Moore missed the last four games of the regular season because of injuries but returned for the playoffs and had six tackles in the win over Seattle.
“William matured through our program,” Pinkel said. “He had a lot of difficulty his first couple of years, because of the demands of attention to detail and discipline we have in our program. It took him a while, and the light started going off his sophomore year, but his redshirt junior year, he went wild.”
Indeed, as a junior in 2007, Moore intercepted eight passes, breaking the school record of All-American and Pro Football Hall of Famer Roger Wehrli’s seven picks set in 1968. And of Moore’s 11 career interceptions at Mizzou, he returned four for touchdowns, another school record.

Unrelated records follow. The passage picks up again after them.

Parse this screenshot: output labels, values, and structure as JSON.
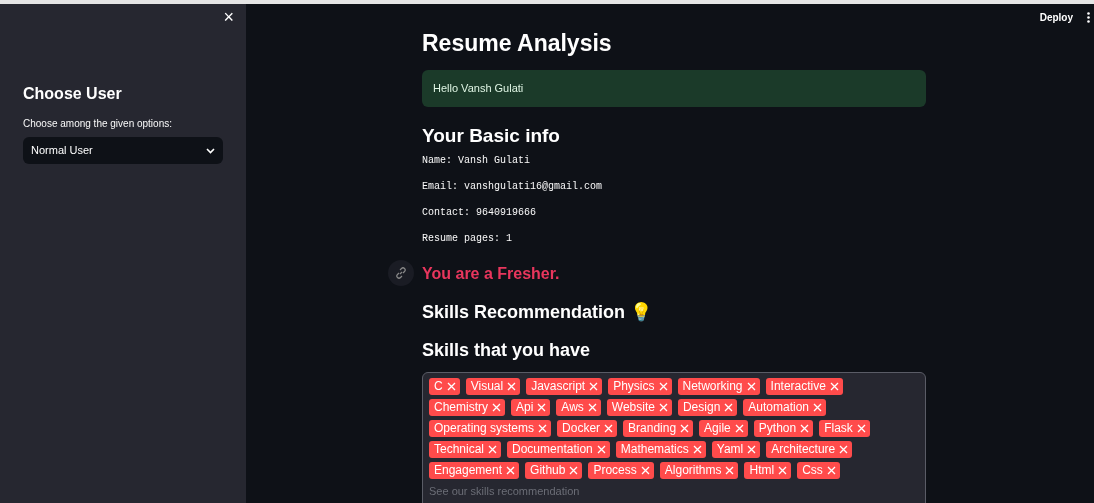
{
  "sidebar": {
    "close": "×",
    "title": "Choose User",
    "select_label": "Choose among the given options:",
    "select_value": "Normal User"
  },
  "header": {
    "deploy": "Deploy"
  },
  "title": "Resume Analysis",
  "greeting": "Hello Vansh Gulati",
  "basic_info_heading": "Your Basic info",
  "basic_info": [
    "Name: Vansh Gulati",
    "Email: vanshgulati16@gmail.com",
    "Contact: 9640919666",
    "Resume pages: 1"
  ],
  "level_message": "You are a Fresher.",
  "skills_recommendation_heading": "Skills Recommendation 💡",
  "skills_heading": "Skills that you have",
  "skills": [
    "C",
    "Visual",
    "Javascript",
    "Physics",
    "Networking",
    "Interactive",
    "Chemistry",
    "Api",
    "Aws",
    "Website",
    "Design",
    "Automation",
    "Operating systems",
    "Docker",
    "Branding",
    "Agile",
    "Python",
    "Flask",
    "Technical",
    "Documentation",
    "Mathematics",
    "Yaml",
    "Architecture",
    "Engagement",
    "Github",
    "Process",
    "Algorithms",
    "Html",
    "Css"
  ],
  "skills_placeholder": "See our skills recommendation"
}
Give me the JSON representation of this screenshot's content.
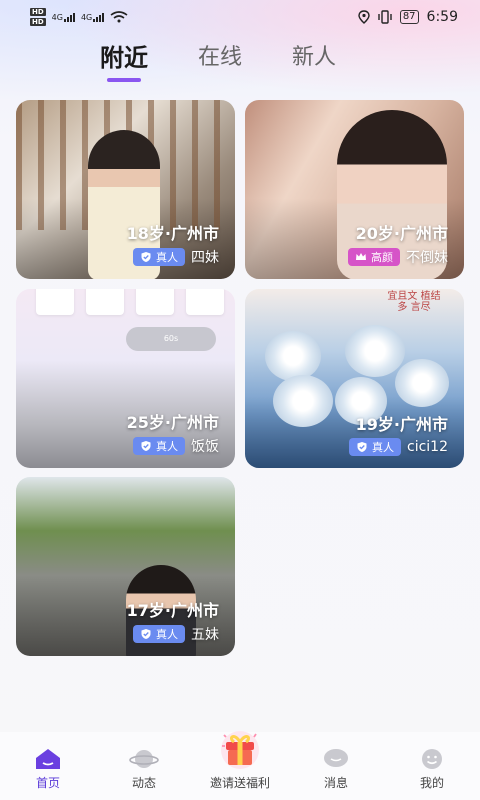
{
  "status_bar": {
    "hd_labels": [
      "HD",
      "HD"
    ],
    "signal_1": "4G",
    "signal_2": "4G",
    "battery": "87",
    "time": "6:59"
  },
  "tabs": [
    {
      "label": "附近",
      "active": true
    },
    {
      "label": "在线",
      "active": false
    },
    {
      "label": "新人",
      "active": false
    }
  ],
  "cards": [
    {
      "age_city": "18岁·广州市",
      "badge": "真人",
      "badge_type": "real",
      "name": "四妹"
    },
    {
      "age_city": "20岁·广州市",
      "badge": "高颜",
      "badge_type": "beauty",
      "name": "不倒妹"
    },
    {
      "age_city": "25岁·广州市",
      "badge": "真人",
      "badge_type": "real",
      "name": "饭饭",
      "pill": "60s"
    },
    {
      "age_city": "19岁·广州市",
      "badge": "真人",
      "badge_type": "real",
      "name": "cici12",
      "note": "宜且文 植结多 言尽"
    },
    {
      "age_city": "17岁·广州市",
      "badge": "真人",
      "badge_type": "real",
      "name": "五妹"
    }
  ],
  "bottom_nav": [
    {
      "label": "首页",
      "icon": "home-icon",
      "active": true
    },
    {
      "label": "动态",
      "icon": "planet-icon",
      "active": false
    },
    {
      "label": "邀请送福利",
      "icon": "gift-icon",
      "active": false
    },
    {
      "label": "消息",
      "icon": "chat-icon",
      "active": false
    },
    {
      "label": "我的",
      "icon": "profile-icon",
      "active": false
    }
  ],
  "colors": {
    "accent": "#8a56f0",
    "real_badge": "#6a8bf0",
    "beauty_badge": "#d654c8"
  }
}
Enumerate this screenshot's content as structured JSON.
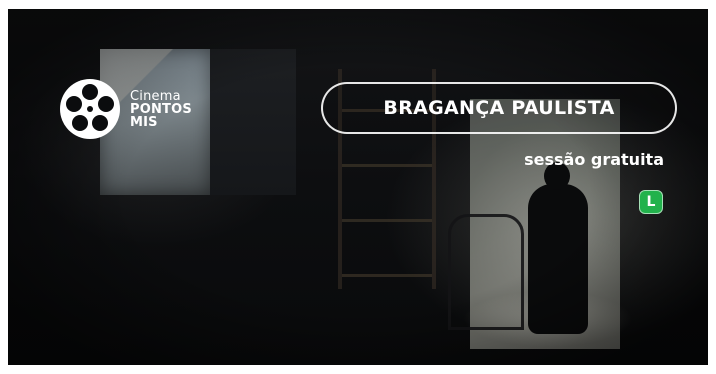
{
  "logo": {
    "line1": "Cinema",
    "line2": "PONTOS",
    "line3": "MIS",
    "icon": "film-reel-icon"
  },
  "location": {
    "label": "BRAGANÇA PAULISTA"
  },
  "session": {
    "label": "sessão gratuita"
  },
  "rating": {
    "label": "L",
    "color": "#22b24c"
  },
  "colors": {
    "text": "#ffffff",
    "background": "#0b0c0e"
  }
}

Moore, to this day, wears No. 25 in honor of former teammate Aaron O’Neal, who died during the summer of 2005.
Falcons LB Sean Weatherspoon
Weatherspoon, the Falcons’ first-round pick in 2010, has always been a tackle machine and a talking machine.
Weatherspoon ranked second on the Falcons with 114 total tackles this year despite missing three midseason games because of injury, he had three sacks and his first NFL interception. And he loves to gab while he’s doing it.
“Spoon is a little different,” Pinkel said. “He’s a remarkably positive guy. I remember before they were going to draft him, the Falcons called and said they were worried about the guy talking all the time. They heard at the Senior Bowl he kind of took over the team. I told them, if you tell him to keep his mouth shut, he’ll do that. He won’t say a word. He’s a team player.”
Weatherspoon, who is from Jasper, Texas, was credited with 413 career tackles at Missouri, 12 1/2 sacks and four interceptions, two for touchdowns.
“We evaluated him athletically out of high school as a receiver,” Pinkel said. “He was a two-star guy or something. We saw a guy who could run, who was physical and a great kid. A guy like him makes your whole football team better.”
Falcons TE Chase Coffman
Coffman, the NCAA’s all-time reception leader for tight ends and 2008 Mackey Award winner, took the hardest route to the NFC Championship game.
A third-round pick by Cincinnati in 2009, Coffman, a better receiver than blocker, never fit in the Bengals system, eventually was waived in 2011; went to training camp with Tampa Bay this season and was cut before spending the first 10 weeks of this season with Atlanta.
Coffman appeared in five games with the Falcons during the regular season, catching one pass for 11 yards, and his 16-yard catch down the sideline set up a touchdown in the Falcons’ playoff win over Seattle.
“Chase found a place that put him in position to succeed and utilize his skills,” Paul Coffman said. “That catch proves something that he can do it. It was a vintage chase Coffman catch. He’s made them since junior high like that. He doesn’t necessarily have to be open for you to throw him the ball. He’ll catch it.
“It’s just one, but hopefully it will be the start of something big for him.”
To reach Randy Covitz, call 816-234-4796 or send email to email@example.com. Follow him at twitter.com/randycovitz.